Metro - RennesEverything is organic or bio pronounced B-O or biologique.

They have great hunks of my favorite soap, Savon de Marseilles, made of pure 100% olive oil. This soap goes everywhere-bath and kitchen. This soap refuses to die. After a year, you look at the block in disgust and toss it. Enough! Then you immediately replace it with a new block. It's unscented - hard to find these days and way cheaper here than in New York. More great hunks, this time cheese bigger than your head.
Hunky bread. There's a rustic quality to this marche that's very appealing.
You can pretend you're in the country.
 Potted herbs to put on your apartment windowsill or balcon?
Did they go into this delicious salade? We bought some for lunch.
What about the guy in the background with the red beret and red neckerchief? I'd love to know his story.

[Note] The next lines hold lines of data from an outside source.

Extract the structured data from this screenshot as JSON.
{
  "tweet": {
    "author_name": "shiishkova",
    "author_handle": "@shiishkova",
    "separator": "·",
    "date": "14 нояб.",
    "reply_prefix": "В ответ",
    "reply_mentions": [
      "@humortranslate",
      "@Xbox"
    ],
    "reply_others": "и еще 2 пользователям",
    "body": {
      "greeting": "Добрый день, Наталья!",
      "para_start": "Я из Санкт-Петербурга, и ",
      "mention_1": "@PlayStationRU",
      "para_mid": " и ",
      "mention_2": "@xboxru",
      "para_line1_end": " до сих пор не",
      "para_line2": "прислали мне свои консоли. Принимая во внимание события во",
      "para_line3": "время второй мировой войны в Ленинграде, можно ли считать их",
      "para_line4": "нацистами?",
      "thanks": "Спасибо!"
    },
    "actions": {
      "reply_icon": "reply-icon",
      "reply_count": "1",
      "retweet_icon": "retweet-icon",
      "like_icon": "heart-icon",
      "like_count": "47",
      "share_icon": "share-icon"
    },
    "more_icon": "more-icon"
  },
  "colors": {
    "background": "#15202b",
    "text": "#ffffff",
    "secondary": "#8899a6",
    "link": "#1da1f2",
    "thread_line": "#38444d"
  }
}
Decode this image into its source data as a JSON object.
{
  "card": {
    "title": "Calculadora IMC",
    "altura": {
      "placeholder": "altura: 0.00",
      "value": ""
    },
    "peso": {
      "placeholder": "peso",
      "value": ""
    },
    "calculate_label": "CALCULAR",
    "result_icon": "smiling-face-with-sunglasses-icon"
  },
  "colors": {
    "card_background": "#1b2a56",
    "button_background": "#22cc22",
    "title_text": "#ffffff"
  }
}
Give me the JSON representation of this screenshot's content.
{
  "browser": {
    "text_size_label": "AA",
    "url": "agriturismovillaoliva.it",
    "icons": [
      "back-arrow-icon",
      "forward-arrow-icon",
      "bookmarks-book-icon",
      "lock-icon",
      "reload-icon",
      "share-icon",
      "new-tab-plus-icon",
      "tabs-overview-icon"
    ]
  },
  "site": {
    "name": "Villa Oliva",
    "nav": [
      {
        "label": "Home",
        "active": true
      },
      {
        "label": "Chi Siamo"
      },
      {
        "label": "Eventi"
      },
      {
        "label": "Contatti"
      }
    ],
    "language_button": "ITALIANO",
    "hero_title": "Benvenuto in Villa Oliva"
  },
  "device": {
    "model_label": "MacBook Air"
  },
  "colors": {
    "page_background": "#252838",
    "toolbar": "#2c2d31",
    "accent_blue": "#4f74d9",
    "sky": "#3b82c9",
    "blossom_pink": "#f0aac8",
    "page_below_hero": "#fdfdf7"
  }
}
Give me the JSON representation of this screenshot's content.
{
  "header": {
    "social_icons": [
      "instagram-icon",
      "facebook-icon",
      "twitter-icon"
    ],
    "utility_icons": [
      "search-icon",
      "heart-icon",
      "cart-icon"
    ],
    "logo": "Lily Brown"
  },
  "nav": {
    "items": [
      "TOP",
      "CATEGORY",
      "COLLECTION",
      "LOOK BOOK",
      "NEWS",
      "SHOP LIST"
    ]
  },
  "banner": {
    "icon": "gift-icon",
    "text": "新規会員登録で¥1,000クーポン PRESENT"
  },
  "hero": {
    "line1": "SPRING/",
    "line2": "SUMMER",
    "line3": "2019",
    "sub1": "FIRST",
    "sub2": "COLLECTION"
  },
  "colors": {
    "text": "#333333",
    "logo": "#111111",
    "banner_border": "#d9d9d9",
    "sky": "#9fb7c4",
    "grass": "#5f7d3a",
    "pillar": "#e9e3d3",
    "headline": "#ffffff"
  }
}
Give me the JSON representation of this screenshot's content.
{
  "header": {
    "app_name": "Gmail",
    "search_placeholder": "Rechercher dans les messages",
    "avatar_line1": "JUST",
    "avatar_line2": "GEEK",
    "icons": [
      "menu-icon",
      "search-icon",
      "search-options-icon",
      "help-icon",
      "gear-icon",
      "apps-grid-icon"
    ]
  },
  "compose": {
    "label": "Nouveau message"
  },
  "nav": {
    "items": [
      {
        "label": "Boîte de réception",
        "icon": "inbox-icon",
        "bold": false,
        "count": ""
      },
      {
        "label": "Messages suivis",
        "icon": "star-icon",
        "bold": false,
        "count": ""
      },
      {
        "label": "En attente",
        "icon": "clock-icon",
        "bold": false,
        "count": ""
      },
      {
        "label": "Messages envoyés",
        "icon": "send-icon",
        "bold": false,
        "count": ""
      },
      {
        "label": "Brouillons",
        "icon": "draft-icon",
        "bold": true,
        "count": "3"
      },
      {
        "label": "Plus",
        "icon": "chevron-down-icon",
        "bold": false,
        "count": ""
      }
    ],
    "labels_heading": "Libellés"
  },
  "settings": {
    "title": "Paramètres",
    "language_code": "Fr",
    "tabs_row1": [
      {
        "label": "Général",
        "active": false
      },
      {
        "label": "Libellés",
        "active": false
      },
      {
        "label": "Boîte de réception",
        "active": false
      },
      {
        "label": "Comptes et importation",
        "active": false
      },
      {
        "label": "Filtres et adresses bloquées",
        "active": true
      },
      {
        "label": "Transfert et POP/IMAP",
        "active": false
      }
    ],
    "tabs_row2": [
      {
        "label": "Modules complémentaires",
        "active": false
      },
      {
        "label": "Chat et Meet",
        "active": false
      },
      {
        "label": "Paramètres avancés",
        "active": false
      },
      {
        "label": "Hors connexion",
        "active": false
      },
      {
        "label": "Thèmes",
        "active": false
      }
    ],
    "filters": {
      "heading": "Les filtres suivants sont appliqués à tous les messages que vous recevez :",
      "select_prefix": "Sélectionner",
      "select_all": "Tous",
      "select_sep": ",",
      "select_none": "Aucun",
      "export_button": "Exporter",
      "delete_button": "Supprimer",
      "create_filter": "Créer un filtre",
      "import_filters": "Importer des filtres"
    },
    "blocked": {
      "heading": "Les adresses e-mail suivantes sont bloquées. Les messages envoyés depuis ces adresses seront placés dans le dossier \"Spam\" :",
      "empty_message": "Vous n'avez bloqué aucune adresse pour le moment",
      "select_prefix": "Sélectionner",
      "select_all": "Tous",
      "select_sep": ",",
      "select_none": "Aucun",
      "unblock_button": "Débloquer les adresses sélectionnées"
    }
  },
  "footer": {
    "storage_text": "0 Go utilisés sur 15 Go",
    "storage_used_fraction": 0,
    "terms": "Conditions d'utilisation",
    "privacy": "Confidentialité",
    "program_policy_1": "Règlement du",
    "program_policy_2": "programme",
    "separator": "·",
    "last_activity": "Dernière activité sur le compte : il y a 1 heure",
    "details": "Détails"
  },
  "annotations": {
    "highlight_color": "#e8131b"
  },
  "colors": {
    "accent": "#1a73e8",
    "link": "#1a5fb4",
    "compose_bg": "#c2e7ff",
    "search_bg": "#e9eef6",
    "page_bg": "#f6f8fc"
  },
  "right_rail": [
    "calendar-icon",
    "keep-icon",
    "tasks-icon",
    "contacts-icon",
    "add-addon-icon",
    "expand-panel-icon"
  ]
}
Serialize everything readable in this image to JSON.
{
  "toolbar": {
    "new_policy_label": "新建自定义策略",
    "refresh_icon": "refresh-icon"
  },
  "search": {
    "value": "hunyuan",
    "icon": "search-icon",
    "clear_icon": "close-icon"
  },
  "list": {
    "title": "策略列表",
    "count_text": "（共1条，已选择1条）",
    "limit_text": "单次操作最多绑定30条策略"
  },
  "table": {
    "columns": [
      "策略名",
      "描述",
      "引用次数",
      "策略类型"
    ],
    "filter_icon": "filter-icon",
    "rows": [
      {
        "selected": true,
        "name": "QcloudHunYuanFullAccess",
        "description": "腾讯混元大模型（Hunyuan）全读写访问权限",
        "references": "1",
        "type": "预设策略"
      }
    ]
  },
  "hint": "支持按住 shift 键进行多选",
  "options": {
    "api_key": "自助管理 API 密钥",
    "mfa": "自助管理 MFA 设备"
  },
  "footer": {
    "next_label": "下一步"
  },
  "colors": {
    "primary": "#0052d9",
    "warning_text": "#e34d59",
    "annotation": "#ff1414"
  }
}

More lunchtime goodies - freshly made soupe.
No way could I pass up the hot chocolat l'ancienne. You have to add your own sugar. It's organic!
Markets Of Paris Alison gave me this book to read on the bus up to the Boston - they had exact descriptions of the Marché Raspail venders.
"At the end of the market, a young man is frying potato pancakes with onion and cheese."
We ate those right on the spot. OMG Sinfully good even if organic.
 A chic back view of a marche vender. Note - purple scarf.
M.'s bread from the market to go with our market soupe de lentilles à l'indienne.
I picked up macarons on the way home from Sadaharu Aoki on 35 rue de Vaugirard. They're open on Sundays. Isn't it wonderful!
A very fun and unique experience.
BONJOUR Marché Raspail!